§ **ACTIVITY**
Write out the following records exactly, each one in full.
▬▬▬▬▬▬
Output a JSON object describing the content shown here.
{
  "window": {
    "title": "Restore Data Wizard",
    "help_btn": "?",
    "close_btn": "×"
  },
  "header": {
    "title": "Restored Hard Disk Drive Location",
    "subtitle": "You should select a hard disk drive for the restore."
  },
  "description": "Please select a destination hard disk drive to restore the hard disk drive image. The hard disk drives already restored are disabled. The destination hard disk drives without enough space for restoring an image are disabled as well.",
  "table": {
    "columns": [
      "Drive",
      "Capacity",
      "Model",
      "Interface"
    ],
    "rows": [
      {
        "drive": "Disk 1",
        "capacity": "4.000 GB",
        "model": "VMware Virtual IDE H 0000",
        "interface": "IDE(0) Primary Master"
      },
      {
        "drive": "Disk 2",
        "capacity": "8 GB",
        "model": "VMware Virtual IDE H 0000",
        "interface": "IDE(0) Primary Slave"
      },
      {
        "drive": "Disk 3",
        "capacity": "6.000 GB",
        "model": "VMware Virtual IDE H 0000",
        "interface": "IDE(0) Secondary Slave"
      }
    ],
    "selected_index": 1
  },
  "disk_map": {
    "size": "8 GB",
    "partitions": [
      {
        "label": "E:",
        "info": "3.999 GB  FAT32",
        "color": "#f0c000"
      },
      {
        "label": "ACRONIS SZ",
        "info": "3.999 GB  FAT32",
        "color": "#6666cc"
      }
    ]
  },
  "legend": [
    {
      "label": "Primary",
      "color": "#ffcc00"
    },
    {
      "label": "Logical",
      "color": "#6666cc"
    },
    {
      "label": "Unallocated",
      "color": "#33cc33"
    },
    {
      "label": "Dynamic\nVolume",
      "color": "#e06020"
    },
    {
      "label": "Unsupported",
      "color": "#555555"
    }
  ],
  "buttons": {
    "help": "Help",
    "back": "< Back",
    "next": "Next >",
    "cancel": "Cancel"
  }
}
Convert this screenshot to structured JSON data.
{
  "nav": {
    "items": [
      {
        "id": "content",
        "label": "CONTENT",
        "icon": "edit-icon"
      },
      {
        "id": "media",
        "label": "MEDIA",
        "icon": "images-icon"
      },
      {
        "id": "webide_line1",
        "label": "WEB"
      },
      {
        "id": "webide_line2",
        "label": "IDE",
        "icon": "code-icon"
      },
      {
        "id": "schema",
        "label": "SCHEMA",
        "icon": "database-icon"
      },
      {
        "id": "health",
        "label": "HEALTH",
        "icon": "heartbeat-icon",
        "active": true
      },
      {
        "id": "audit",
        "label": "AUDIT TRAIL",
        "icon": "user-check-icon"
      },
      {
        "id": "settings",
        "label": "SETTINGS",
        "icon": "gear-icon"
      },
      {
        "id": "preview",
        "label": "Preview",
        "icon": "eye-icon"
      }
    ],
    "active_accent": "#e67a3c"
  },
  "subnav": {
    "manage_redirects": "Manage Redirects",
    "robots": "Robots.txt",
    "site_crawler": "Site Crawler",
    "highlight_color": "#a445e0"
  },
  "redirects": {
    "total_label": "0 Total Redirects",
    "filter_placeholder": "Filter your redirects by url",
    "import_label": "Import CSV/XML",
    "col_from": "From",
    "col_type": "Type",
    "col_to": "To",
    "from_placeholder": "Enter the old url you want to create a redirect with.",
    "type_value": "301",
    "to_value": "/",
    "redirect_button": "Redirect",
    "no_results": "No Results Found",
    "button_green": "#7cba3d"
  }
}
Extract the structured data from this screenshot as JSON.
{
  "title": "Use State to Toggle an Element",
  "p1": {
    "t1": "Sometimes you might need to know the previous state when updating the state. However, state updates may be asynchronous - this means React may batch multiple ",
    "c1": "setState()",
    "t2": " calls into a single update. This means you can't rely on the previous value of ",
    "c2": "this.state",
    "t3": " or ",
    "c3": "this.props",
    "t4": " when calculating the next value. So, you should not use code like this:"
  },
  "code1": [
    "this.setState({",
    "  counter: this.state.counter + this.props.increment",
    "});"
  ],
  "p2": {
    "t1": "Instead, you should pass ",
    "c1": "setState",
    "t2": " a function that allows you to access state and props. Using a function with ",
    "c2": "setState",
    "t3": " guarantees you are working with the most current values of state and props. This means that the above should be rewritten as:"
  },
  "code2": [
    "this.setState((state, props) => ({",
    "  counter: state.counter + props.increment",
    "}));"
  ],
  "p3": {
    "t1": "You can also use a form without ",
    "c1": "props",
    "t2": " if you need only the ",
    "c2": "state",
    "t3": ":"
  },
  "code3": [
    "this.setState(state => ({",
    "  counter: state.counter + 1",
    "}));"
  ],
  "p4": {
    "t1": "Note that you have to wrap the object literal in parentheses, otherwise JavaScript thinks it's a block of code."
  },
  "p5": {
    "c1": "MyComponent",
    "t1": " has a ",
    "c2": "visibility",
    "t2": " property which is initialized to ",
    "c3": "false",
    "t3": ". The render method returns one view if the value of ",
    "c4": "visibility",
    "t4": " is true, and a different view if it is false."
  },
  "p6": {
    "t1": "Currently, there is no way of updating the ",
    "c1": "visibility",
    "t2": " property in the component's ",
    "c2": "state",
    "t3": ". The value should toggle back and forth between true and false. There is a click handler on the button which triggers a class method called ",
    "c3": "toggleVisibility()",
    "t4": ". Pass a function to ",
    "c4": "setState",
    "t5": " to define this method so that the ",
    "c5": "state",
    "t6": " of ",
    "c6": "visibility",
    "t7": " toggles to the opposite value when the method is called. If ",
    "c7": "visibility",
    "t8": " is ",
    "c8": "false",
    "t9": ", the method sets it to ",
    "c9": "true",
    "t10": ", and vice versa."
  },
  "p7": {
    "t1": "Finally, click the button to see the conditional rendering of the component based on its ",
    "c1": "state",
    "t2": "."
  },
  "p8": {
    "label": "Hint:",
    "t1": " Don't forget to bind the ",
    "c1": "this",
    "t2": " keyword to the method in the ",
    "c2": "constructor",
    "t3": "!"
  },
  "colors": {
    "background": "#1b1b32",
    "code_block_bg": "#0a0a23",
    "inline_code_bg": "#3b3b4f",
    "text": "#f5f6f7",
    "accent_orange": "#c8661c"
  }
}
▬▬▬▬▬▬
§ **THE ANSWER**
Output a JSON object describing the content shown here.
{
  "window": {
    "title": "Restore Data Wizard",
    "help_btn": "?",
    "close_btn": "×"
  },
  "header": {
    "title": "Restored Hard Disk Drive Location",
    "subtitle": "You should select a hard disk drive for the restore."
  },
  "description": "Please select a destination hard disk drive to restore the hard disk drive image. The hard disk drives already restored are disabled. The destination hard disk drives without enough space for restoring an image are disabled as well.",
  "table": {
    "columns": [
      "Drive",
      "Capacity",
      "Model",
      "Interface"
    ],
    "rows": [
      {
        "drive": "Disk 1",
        "capacity": "4.000 GB",
        "model": "VMware Virtual IDE H 0000",
        "interface": "IDE(0) Primary Master"
      },
      {
        "drive": "Disk 2",
        "capacity": "8 GB",
        "model": "VMware Virtual IDE H 0000",
        "interface": "IDE(0) Primary Slave"
      },
      {
        "drive": "Disk 3",
        "capacity": "6.000 GB",
        "model": "VMware Virtual IDE H 0000",
        "interface": "IDE(0) Secondary Slave"
      }
    ],
    "selected_index": 1
  },
  "disk_map": {
    "size": "8 GB",
    "partitions": [
      {
        "label": "E:",
        "info": "3.999 GB  FAT32",
        "color": "#f0c000"
      },
      {
        "label": "ACRONIS SZ",
        "info": "3.999 GB  FAT32",
        "color": "#6666cc"
      }
    ]
  },
  "legend": [
    {
      "label": "Primary",
      "color": "#ffcc00"
    },
    {
      "label": "Logical",
      "color": "#6666cc"
    },
    {
      "label": "Unallocated",
      "color": "#33cc33"
    },
    {
      "label": "Dynamic\nVolume",
      "color": "#e06020"
    },
    {
      "label": "Unsupported",
      "color": "#555555"
    }
  ],
  "buttons": {
    "help": "Help",
    "back": "< Back",
    "next": "Next >",
    "cancel": "Cancel"
  }
}
Convert this screenshot to structured JSON data.
{
  "nav": {
    "items": [
      {
        "id": "content",
        "label": "CONTENT",
        "icon": "edit-icon"
      },
      {
        "id": "media",
        "label": "MEDIA",
        "icon": "images-icon"
      },
      {
        "id": "webide_line1",
        "label": "WEB"
      },
      {
        "id": "webide_line2",
        "label": "IDE",
        "icon": "code-icon"
      },
      {
        "id": "schema",
        "label": "SCHEMA",
        "icon": "database-icon"
      },
      {
        "id": "health",
        "label": "HEALTH",
        "icon": "heartbeat-icon",
        "active": true
      },
      {
        "id": "audit",
        "label": "AUDIT TRAIL",
        "icon": "user-check-icon"
      },
      {
        "id": "settings",
        "label": "SETTINGS",
        "icon": "gear-icon"
      },
      {
        "id": "preview",
        "label": "Preview",
        "icon": "eye-icon"
      }
    ],
    "active_accent": "#e67a3c"
  },
  "subnav": {
    "manage_redirects": "Manage Redirects",
    "robots": "Robots.txt",
    "site_crawler": "Site Crawler",
    "highlight_color": "#a445e0"
  },
  "redirects": {
    "total_label": "0 Total Redirects",
    "filter_placeholder": "Filter your redirects by url",
    "import_label": "Import CSV/XML",
    "col_from": "From",
    "col_type": "Type",
    "col_to": "To",
    "from_placeholder": "Enter the old url you want to create a redirect with.",
    "type_value": "301",
    "to_value": "/",
    "redirect_button": "Redirect",
    "no_results": "No Results Found",
    "button_green": "#7cba3d"
  }
}
Extract the structured data from this screenshot as JSON.
{
  "title": "Use State to Toggle an Element",
  "p1": {
    "t1": "Sometimes you might need to know the previous state when updating the state. However, state updates may be asynchronous - this means React may batch multiple ",
    "c1": "setState()",
    "t2": " calls into a single update. This means you can't rely on the previous value of ",
    "c2": "this.state",
    "t3": " or ",
    "c3": "this.props",
    "t4": " when calculating the next value. So, you should not use code like this:"
  },
  "code1": [
    "this.setState({",
    "  counter: this.state.counter + this.props.increment",
    "});"
  ],
  "p2": {
    "t1": "Instead, you should pass ",
    "c1": "setState",
    "t2": " a function that allows you to access state and props. Using a function with ",
    "c2": "setState",
    "t3": " guarantees you are working with the most current values of state and props. This means that the above should be rewritten as:"
  },
  "code2": [
    "this.setState((state, props) => ({",
    "  counter: state.counter + props.increment",
    "}));"
  ],
  "p3": {
    "t1": "You can also use a form without ",
    "c1": "props",
    "t2": " if you need only the ",
    "c2": "state",
    "t3": ":"
  },
  "code3": [
    "this.setState(state => ({",
    "  counter: state.counter + 1",
    "}));"
  ],
  "p4": {
    "t1": "Note that you have to wrap the object literal in parentheses, otherwise JavaScript thinks it's a block of code."
  },
  "p5": {
    "c1": "MyComponent",
    "t1": " has a ",
    "c2": "visibility",
    "t2": " property which is initialized to ",
    "c3": "false",
    "t3": ". The render method returns one view if the value of ",
    "c4": "visibility",
    "t4": " is true, and a different view if it is false."
  },
  "p6": {
    "t1": "Currently, there is no way of updating the ",
    "c1": "visibility",
    "t2": " property in the component's ",
    "c2": "state",
    "t3": ". The value should toggle back and forth between true and false. There is a click handler on the button which triggers a class method called ",
    "c3": "toggleVisibility()",
    "t4": ". Pass a function to ",
    "c4": "setState",
    "t5": " to define this method so that the ",
    "c5": "state",
    "t6": " of ",
    "c6": "visibility",
    "t7": " toggles to the opposite value when the method is called. If ",
    "c7": "visibility",
    "t8": " is ",
    "c8": "false",
    "t9": ", the method sets it to ",
    "c9": "true",
    "t10": ", and vice versa."
  },
  "p7": {
    "t1": "Finally, click the button to see the conditional rendering of the component based on its ",
    "c1": "state",
    "t2": "."
  },
  "p8": {
    "label": "Hint:",
    "t1": " Don't forget to bind the ",
    "c1": "this",
    "t2": " keyword to the method in the ",
    "c2": "constructor",
    "t3": "!"
  },
  "colors": {
    "background": "#1b1b32",
    "code_block_bg": "#0a0a23",
    "inline_code_bg": "#3b3b4f",
    "text": "#f5f6f7",
    "accent_orange": "#c8661c"
  }
}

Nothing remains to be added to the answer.